Work instruction ::
Where a line in the records below includes "Windows", pull that line out.

Data for processing ::

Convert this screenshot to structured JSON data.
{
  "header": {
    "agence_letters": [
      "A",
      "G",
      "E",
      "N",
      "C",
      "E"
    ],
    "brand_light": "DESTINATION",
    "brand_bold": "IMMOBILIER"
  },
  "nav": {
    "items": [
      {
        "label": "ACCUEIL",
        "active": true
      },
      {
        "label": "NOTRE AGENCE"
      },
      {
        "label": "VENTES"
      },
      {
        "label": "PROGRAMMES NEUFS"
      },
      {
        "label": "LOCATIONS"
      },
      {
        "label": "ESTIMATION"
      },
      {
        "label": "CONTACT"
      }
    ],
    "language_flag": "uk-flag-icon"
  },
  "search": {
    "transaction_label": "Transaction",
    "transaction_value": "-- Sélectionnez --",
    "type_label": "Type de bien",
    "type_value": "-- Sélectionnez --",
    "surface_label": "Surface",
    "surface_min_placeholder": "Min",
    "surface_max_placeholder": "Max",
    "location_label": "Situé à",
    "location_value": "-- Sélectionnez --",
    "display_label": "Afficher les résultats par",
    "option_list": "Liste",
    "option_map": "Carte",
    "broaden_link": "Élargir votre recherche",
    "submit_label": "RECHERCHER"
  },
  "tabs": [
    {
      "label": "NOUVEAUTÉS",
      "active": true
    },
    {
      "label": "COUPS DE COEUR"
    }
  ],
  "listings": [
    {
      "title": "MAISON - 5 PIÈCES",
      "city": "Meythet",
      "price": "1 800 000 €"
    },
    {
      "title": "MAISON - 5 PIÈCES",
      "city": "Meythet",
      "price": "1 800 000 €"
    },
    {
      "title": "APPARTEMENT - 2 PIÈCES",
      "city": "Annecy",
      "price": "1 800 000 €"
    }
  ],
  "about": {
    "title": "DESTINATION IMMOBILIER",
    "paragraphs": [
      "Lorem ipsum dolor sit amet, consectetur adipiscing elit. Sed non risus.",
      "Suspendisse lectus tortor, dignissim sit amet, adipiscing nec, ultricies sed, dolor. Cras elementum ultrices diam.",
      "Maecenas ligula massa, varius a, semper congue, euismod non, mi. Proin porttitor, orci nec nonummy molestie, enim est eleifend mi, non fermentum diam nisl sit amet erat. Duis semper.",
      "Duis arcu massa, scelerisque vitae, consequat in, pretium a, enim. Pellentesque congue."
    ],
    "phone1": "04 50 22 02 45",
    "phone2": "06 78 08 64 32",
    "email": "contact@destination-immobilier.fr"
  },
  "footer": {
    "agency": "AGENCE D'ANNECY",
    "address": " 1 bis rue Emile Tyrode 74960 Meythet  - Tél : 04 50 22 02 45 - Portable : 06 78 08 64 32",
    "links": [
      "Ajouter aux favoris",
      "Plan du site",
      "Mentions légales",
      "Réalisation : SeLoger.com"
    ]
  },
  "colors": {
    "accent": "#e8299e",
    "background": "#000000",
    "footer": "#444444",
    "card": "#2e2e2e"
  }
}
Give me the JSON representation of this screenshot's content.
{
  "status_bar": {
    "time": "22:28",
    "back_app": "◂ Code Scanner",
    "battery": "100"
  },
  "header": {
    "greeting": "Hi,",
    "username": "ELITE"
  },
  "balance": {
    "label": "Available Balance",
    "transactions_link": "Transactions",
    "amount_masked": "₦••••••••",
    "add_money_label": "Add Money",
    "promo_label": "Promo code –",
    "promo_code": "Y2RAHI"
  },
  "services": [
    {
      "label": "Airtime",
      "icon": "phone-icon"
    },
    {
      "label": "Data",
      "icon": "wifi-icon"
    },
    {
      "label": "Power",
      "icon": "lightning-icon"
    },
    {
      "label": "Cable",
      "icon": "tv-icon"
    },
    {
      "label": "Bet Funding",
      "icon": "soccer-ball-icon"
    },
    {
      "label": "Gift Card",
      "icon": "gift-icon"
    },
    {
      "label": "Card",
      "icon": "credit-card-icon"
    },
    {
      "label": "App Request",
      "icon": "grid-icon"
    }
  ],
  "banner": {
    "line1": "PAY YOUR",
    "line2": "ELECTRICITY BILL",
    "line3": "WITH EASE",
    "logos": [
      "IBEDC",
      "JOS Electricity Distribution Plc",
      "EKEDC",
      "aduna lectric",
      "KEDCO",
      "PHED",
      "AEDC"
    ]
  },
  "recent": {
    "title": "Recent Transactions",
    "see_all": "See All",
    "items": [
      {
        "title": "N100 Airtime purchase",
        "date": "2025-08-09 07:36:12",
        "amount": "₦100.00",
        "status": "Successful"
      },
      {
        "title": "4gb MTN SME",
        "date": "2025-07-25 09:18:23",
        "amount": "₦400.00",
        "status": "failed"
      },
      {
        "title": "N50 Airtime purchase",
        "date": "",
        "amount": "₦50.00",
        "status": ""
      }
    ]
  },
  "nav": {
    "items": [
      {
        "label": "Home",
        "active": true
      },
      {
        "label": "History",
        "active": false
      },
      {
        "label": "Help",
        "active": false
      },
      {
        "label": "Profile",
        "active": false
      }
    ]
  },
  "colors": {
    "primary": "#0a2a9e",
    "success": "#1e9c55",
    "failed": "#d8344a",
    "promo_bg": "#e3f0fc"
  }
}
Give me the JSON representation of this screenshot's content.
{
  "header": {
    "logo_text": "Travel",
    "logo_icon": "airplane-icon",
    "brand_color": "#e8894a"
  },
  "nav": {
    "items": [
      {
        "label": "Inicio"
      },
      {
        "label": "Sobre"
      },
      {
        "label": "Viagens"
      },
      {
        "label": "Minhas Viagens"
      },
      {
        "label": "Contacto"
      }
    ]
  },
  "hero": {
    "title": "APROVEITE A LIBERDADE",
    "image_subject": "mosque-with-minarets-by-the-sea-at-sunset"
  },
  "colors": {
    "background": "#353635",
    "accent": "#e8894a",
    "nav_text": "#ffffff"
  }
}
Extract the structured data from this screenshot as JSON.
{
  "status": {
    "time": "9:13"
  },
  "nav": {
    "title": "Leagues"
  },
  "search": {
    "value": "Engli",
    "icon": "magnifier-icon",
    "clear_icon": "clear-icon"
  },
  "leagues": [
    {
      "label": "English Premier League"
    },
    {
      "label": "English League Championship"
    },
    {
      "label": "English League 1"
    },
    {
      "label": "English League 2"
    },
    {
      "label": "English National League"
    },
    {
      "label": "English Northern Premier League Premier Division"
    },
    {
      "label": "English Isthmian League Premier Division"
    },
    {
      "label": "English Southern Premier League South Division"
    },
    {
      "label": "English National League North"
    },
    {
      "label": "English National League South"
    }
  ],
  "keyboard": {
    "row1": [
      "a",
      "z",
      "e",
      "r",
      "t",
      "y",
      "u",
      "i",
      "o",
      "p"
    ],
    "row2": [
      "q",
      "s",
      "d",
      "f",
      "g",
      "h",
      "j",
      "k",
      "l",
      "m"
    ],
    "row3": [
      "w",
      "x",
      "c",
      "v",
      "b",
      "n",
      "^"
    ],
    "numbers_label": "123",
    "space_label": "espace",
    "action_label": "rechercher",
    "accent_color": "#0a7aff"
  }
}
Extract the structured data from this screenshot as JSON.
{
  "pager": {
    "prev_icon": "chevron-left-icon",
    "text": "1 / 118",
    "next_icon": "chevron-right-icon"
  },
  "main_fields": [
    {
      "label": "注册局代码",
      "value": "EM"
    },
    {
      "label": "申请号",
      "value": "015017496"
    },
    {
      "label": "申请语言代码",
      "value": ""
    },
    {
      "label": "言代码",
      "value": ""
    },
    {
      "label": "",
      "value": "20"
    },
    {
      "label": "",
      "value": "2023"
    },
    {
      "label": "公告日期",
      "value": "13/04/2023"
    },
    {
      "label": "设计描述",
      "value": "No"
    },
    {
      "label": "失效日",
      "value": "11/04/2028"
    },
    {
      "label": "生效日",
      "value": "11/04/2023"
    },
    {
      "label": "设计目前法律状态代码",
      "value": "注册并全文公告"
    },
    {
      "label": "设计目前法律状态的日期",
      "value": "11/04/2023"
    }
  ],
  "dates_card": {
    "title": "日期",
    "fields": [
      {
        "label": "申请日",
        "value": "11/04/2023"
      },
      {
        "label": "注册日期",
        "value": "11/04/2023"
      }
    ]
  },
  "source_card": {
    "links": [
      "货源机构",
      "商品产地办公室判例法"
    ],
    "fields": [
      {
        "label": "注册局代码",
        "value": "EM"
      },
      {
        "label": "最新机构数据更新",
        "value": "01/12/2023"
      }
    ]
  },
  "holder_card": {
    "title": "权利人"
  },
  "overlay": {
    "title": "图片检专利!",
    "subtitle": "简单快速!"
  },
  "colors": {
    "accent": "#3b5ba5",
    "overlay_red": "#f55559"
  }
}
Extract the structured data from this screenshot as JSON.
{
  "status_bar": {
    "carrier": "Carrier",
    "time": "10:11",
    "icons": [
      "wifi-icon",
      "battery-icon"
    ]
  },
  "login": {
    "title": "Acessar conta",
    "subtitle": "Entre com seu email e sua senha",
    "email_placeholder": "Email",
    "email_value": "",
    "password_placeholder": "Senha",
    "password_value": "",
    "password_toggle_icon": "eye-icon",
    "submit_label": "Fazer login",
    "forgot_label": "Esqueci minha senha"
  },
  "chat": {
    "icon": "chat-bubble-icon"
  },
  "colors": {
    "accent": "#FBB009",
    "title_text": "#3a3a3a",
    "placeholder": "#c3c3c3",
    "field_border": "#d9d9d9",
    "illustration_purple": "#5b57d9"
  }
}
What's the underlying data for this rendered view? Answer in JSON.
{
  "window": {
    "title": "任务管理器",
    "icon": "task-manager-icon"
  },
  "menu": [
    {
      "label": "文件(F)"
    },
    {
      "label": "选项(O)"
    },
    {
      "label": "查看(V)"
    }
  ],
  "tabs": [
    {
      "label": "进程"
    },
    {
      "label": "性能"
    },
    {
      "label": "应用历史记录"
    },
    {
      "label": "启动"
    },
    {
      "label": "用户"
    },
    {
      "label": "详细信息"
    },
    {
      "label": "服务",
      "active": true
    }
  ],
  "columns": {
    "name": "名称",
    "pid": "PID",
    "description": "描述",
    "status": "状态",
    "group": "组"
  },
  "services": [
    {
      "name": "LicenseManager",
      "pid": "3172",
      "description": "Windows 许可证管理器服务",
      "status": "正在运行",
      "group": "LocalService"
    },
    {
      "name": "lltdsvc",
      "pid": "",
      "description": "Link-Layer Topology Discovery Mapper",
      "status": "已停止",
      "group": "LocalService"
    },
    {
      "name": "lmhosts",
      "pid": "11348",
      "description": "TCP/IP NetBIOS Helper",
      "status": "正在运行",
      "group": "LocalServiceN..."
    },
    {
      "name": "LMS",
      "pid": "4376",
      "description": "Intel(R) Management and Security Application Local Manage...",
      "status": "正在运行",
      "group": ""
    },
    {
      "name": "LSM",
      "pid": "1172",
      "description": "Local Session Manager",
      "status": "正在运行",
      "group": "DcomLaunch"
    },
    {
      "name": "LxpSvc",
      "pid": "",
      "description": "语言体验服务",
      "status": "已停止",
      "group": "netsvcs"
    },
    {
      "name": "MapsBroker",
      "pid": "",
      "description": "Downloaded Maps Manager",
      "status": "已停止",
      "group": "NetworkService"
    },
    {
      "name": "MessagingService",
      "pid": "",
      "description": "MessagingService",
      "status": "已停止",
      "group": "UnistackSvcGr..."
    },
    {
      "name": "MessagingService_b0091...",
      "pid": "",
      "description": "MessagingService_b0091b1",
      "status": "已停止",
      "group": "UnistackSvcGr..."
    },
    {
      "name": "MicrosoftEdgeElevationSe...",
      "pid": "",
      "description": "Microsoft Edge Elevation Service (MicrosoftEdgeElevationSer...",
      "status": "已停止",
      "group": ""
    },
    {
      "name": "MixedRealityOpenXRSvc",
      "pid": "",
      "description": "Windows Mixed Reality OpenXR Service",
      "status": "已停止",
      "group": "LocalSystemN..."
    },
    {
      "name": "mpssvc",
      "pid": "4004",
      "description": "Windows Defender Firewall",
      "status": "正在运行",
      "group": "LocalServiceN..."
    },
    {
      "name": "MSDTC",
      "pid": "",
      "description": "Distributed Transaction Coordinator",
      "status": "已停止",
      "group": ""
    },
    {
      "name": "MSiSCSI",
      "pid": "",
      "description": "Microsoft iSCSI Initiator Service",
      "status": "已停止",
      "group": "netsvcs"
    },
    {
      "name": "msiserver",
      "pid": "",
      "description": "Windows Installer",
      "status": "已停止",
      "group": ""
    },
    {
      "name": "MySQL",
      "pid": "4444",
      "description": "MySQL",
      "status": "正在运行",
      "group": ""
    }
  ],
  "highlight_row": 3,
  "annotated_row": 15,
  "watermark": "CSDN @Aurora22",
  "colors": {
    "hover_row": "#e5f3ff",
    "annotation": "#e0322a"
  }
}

Written solution ::
      "description": "Windows 许可证管理器服务",
      "description": "Windows Mixed Reality OpenXR Service",
      "description": "Windows Defender Firewall",
      "description": "Windows Installer",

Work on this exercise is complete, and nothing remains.